### YOUR INSTRUCTIONS
Beginning at the line containing "What data populates", output every line to the end of the data below exactly as it appears.
******************************
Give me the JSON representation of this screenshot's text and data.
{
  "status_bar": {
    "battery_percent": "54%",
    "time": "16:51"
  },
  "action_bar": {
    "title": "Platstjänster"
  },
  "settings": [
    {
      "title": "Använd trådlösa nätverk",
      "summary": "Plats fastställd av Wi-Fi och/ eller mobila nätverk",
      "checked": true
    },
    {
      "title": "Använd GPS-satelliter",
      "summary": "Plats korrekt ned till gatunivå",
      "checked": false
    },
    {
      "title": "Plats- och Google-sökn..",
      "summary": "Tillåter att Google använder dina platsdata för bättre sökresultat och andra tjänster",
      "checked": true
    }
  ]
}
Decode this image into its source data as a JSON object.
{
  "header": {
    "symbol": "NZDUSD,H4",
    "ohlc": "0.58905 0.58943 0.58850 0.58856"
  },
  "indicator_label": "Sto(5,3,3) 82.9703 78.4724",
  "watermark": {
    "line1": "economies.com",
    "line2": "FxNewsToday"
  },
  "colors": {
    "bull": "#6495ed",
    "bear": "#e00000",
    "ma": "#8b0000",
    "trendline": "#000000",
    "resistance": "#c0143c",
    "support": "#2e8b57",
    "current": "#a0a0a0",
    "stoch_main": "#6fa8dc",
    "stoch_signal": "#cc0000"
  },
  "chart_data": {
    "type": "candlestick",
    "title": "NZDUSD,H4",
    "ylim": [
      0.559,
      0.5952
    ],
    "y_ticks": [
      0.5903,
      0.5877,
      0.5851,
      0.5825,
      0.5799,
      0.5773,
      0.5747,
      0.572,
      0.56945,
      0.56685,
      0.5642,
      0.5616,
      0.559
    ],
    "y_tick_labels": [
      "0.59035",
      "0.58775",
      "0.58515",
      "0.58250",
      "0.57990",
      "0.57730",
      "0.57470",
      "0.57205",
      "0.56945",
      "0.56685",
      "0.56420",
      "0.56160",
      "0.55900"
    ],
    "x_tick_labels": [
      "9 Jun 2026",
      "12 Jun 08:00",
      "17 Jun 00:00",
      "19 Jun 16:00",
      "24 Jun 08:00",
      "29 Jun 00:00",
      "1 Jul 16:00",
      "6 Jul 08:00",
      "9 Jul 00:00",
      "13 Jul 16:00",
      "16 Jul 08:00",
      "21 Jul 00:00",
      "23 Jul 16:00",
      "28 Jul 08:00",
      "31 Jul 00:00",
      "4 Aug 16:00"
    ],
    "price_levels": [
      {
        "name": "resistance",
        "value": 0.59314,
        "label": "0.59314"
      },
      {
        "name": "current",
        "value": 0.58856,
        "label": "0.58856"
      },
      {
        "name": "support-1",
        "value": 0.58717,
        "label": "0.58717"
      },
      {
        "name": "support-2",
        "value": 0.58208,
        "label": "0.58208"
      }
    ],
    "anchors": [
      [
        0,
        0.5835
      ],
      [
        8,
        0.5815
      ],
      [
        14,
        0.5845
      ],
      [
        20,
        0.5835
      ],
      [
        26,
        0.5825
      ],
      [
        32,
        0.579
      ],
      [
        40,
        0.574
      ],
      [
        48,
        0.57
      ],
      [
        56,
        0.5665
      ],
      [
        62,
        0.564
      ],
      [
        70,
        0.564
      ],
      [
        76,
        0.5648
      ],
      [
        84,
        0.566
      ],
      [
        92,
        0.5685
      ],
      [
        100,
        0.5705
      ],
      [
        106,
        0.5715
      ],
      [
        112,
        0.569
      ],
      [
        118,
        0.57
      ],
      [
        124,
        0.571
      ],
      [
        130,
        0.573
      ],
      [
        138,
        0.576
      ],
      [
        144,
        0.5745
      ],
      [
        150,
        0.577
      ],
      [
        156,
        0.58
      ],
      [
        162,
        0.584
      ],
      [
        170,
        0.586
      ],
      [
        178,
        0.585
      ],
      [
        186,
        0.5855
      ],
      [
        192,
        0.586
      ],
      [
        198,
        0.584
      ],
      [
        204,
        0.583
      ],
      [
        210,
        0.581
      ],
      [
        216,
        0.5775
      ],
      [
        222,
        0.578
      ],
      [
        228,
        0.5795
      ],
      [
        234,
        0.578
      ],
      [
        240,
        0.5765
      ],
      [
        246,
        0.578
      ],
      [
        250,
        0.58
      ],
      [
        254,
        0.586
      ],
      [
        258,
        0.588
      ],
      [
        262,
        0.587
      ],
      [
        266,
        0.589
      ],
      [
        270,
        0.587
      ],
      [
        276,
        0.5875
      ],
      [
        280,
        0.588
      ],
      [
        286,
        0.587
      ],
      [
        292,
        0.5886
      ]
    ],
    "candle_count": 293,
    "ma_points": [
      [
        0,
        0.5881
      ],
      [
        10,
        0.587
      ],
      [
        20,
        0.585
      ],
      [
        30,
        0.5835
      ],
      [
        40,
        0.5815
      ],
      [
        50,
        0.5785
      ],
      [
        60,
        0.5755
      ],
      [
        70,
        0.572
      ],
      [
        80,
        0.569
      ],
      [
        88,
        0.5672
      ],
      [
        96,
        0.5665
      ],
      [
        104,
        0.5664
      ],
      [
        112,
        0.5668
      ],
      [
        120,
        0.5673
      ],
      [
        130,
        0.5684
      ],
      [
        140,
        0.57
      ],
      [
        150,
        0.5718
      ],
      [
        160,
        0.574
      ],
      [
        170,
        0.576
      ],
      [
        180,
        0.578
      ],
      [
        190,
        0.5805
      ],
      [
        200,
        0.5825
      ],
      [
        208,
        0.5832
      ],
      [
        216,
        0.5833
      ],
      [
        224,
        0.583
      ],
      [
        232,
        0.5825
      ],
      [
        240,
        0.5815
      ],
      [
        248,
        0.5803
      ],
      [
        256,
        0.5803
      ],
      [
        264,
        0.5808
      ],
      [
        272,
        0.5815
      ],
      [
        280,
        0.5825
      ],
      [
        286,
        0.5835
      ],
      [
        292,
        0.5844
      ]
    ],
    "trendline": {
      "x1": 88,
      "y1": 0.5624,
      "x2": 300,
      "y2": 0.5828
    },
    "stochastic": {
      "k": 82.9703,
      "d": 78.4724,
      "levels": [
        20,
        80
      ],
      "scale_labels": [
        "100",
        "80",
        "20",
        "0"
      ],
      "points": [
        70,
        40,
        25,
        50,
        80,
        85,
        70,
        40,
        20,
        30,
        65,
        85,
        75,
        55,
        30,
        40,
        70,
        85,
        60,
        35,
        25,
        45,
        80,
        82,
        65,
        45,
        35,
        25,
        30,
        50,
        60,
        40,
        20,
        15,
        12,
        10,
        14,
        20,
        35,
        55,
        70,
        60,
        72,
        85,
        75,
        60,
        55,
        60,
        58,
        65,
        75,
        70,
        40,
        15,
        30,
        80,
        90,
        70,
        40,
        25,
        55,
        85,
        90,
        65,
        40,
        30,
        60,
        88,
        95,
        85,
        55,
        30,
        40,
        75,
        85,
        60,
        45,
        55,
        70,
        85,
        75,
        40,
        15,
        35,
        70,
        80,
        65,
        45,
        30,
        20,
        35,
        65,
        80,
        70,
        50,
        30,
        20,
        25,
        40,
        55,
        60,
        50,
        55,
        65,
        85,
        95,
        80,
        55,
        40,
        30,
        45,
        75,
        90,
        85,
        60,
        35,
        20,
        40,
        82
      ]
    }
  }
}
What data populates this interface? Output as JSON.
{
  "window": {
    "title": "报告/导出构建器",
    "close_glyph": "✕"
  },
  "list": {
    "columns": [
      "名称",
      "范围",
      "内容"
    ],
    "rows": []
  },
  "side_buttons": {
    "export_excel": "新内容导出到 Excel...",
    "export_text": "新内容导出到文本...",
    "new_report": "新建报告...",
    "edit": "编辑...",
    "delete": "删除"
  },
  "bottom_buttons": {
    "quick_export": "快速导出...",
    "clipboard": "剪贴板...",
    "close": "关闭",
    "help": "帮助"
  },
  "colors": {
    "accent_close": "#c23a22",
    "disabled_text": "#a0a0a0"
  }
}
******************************
### EXERCISE RESULT
What data populates this interface? Output as JSON.
{
  "window": {
    "title": "报告/导出构建器",
    "close_glyph": "✕"
  },
  "list": {
    "columns": [
      "名称",
      "范围",
      "内容"
    ],
    "rows": []
  },
  "side_buttons": {
    "export_excel": "新内容导出到 Excel...",
    "export_text": "新内容导出到文本...",
    "new_report": "新建报告...",
    "edit": "编辑...",
    "delete": "删除"
  },
  "bottom_buttons": {
    "quick_export": "快速导出...",
    "clipboard": "剪贴板...",
    "close": "关闭",
    "help": "帮助"
  },
  "colors": {
    "accent_close": "#c23a22",
    "disabled_text": "#a0a0a0"
  }
}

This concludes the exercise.